Assignment:
Output the records in full, exactly as given.

Input for this task:

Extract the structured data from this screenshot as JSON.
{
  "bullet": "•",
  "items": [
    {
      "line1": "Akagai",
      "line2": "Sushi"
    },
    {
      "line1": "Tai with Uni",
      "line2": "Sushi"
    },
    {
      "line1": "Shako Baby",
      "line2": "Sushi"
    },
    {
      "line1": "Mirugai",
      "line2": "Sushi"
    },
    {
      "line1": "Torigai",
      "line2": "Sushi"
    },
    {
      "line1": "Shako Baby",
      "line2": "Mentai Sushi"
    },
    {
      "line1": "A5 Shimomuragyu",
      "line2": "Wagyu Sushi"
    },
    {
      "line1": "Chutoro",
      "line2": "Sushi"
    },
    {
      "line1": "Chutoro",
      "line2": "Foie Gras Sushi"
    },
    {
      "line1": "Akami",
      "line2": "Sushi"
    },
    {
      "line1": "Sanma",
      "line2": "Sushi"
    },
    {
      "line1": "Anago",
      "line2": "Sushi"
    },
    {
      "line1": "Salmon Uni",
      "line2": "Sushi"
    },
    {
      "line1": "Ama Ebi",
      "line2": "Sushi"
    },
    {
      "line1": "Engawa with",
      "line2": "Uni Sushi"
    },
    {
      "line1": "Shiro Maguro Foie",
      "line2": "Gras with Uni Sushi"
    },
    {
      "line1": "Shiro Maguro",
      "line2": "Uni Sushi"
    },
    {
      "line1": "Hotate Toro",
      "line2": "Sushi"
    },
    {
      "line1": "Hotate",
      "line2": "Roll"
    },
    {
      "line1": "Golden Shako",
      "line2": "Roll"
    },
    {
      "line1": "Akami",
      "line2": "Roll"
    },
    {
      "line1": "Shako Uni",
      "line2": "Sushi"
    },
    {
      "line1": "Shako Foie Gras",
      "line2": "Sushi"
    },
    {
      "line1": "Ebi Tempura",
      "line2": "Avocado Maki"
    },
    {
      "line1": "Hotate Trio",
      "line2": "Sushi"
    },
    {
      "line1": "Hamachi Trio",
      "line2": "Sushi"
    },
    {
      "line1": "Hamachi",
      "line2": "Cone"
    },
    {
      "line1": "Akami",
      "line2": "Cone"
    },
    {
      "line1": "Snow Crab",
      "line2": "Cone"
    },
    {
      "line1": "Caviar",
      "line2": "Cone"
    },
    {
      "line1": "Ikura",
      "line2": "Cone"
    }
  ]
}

Written response:
Extract the structured data from this screenshot as JSON.
{
  "bullet": "•",
  "items": [
    {
      "line1": "Akagai",
      "line2": "Sushi"
    },
    {
      "line1": "Tai with Uni",
      "line2": "Sushi"
    },
    {
      "line1": "Shako Baby",
      "line2": "Sushi"
    },
    {
      "line1": "Mirugai",
      "line2": "Sushi"
    },
    {
      "line1": "Torigai",
      "line2": "Sushi"
    },
    {
      "line1": "Shako Baby",
      "line2": "Mentai Sushi"
    },
    {
      "line1": "A5 Shimomuragyu",
      "line2": "Wagyu Sushi"
    },
    {
      "line1": "Chutoro",
      "line2": "Sushi"
    },
    {
      "line1": "Chutoro",
      "line2": "Foie Gras Sushi"
    },
    {
      "line1": "Akami",
      "line2": "Sushi"
    },
    {
      "line1": "Sanma",
      "line2": "Sushi"
    },
    {
      "line1": "Anago",
      "line2": "Sushi"
    },
    {
      "line1": "Salmon Uni",
      "line2": "Sushi"
    },
    {
      "line1": "Ama Ebi",
      "line2": "Sushi"
    },
    {
      "line1": "Engawa with",
      "line2": "Uni Sushi"
    },
    {
      "line1": "Shiro Maguro Foie",
      "line2": "Gras with Uni Sushi"
    },
    {
      "line1": "Shiro Maguro",
      "line2": "Uni Sushi"
    },
    {
      "line1": "Hotate Toro",
      "line2": "Sushi"
    },
    {
      "line1": "Hotate",
      "line2": "Roll"
    },
    {
      "line1": "Golden Shako",
      "line2": "Roll"
    },
    {
      "line1": "Akami",
      "line2": "Roll"
    },
    {
      "line1": "Shako Uni",
      "line2": "Sushi"
    },
    {
      "line1": "Shako Foie Gras",
      "line2": "Sushi"
    },
    {
      "line1": "Ebi Tempura",
      "line2": "Avocado Maki"
    },
    {
      "line1": "Hotate Trio",
      "line2": "Sushi"
    },
    {
      "line1": "Hamachi Trio",
      "line2": "Sushi"
    },
    {
      "line1": "Hamachi",
      "line2": "Cone"
    },
    {
      "line1": "Akami",
      "line2": "Cone"
    },
    {
      "line1": "Snow Crab",
      "line2": "Cone"
    },
    {
      "line1": "Caviar",
      "line2": "Cone"
    },
    {
      "line1": "Ikura",
      "line2": "Cone"
    }
  ]
}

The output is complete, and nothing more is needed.